Three shots from the rifle later, Sam and Dumma are able to harpoon it and bring it onto the boat. A short ride back up the river and it’s being brought up onto the beach so that it can be skinned.
Excited already by seeing my first seal (and the prospect of learning how it is skinned and butchered) Rosemary offered to teach everyone how to skin the seal (I declined, I’d like to work on my first seal in Shaktoolik) but everyone else who hadn’t already partook. Quite frankly, it’s simply amazing how much fat is on these creatures.
Needless to say, it was an amazing experience, but a lot of work. Rosemary put several hours into the process – it’s no small task butchering a seal, that’s for sure. The rest of the evening was rounded out by paddling on the river in an inflatable raft, eating muktuk and musk ox, guitar playing, singing and a gorgeous sunset. It was truly a night that will stick with me for quite a while.
Sunday around noon we headed back and the rest of the weekend turned into a blur. Laundry in an attempt to get the stink of seal out of our clothes, showering in the school because the boiler was out in the teacher housing, exploring town, heading onto the tundra to try my photo idea. (Erika was an awfully good sport about that, I know I wouldn’t have stood on the tundra with mosquitoes biting in a dress.)

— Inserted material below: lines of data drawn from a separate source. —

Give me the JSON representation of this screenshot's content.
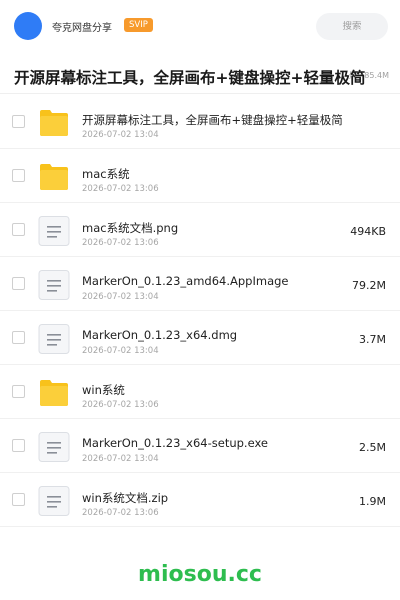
{
  "header": {
    "brand": "夸克网盘分享",
    "badge": "SVIP",
    "search_placeholder": "搜索"
  },
  "folder": {
    "title": "开源屏幕标注工具，全屏画布+键盘操控+轻量极简",
    "meta": "景 · 85.4M"
  },
  "files": [
    {
      "icon": "folder-icon",
      "name": "开源屏幕标注工具，全屏画布+键盘操控+轻量极简",
      "date": "2026-07-02 13:04",
      "size": ""
    },
    {
      "icon": "folder-icon",
      "name": "mac系统",
      "date": "2026-07-02 13:06",
      "size": ""
    },
    {
      "icon": "document-icon",
      "name": "mac系统文档.png",
      "date": "2026-07-02 13:06",
      "size": "494KB"
    },
    {
      "icon": "document-icon",
      "name": "MarkerOn_0.1.23_amd64.AppImage",
      "date": "2026-07-02 13:04",
      "size": "79.2M"
    },
    {
      "icon": "document-icon",
      "name": "MarkerOn_0.1.23_x64.dmg",
      "date": "2026-07-02 13:04",
      "size": "3.7M"
    },
    {
      "icon": "folder-icon",
      "name": "win系统",
      "date": "2026-07-02 13:06",
      "size": ""
    },
    {
      "icon": "document-icon",
      "name": "MarkerOn_0.1.23_x64-setup.exe",
      "date": "2026-07-02 13:04",
      "size": "2.5M"
    },
    {
      "icon": "document-icon",
      "name": "win系统文档.zip",
      "date": "2026-07-02 13:06",
      "size": "1.9M"
    }
  ],
  "watermark": "miosou.cc",
  "colors": {
    "accent_blue": "#2f7cf6",
    "svip_orange": "#f79a2c",
    "folder_yellow": "#f8c21b",
    "watermark_green": "#2ebd4f"
  }
}
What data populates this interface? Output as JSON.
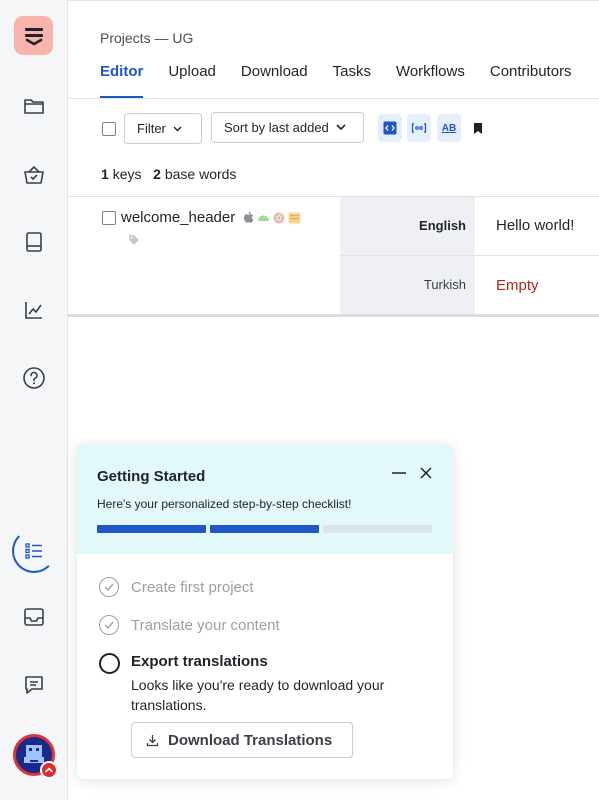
{
  "header": {
    "breadcrumb": "Projects — UG",
    "tabs": [
      {
        "label": "Editor",
        "active": true
      },
      {
        "label": "Upload"
      },
      {
        "label": "Download"
      },
      {
        "label": "Tasks"
      },
      {
        "label": "Workflows"
      },
      {
        "label": "Contributors"
      }
    ]
  },
  "sidebar": {
    "items": [
      {
        "icon": "logo-icon"
      },
      {
        "icon": "folder-icon"
      },
      {
        "icon": "basket-icon"
      },
      {
        "icon": "book-icon"
      },
      {
        "icon": "chart-icon"
      },
      {
        "icon": "help-icon"
      },
      {
        "icon": "checklist-icon",
        "active": true
      },
      {
        "icon": "inbox-icon"
      },
      {
        "icon": "chat-icon"
      }
    ]
  },
  "toolbar": {
    "filter_label": "Filter",
    "sort_label": "Sort by last added",
    "ab_label": "AB"
  },
  "counts": {
    "keys_count": "1",
    "keys_label": "keys",
    "base_words_count": "2",
    "base_words_label": "base words"
  },
  "key": {
    "name": "welcome_header",
    "translations": [
      {
        "language": "English",
        "value": "Hello world!"
      },
      {
        "language": "Turkish",
        "value": "Empty"
      }
    ]
  },
  "getting_started": {
    "title": "Getting Started",
    "subtitle": "Here's your personalized step-by-step checklist!",
    "progress": {
      "completed": 2,
      "total": 3
    },
    "steps": [
      {
        "label": "Create first project",
        "done": true
      },
      {
        "label": "Translate your content",
        "done": true
      },
      {
        "label": "Export translations",
        "done": false,
        "description": "Looks like you're ready to download your translations."
      }
    ],
    "download_button": "Download Translations"
  },
  "colors": {
    "accent": "#1d57c9",
    "empty_value": "#b3261e",
    "panel_header": "#e3f8f9"
  }
}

And then, all of a sudden it was Monday morning and the Frontier Airways agent was knocking on the door to pick me up and take me back to Shaktoolik, where a mound of planning awaited me. Despite the mound of work and the fun I had though, Shak is home and it’s good to be back.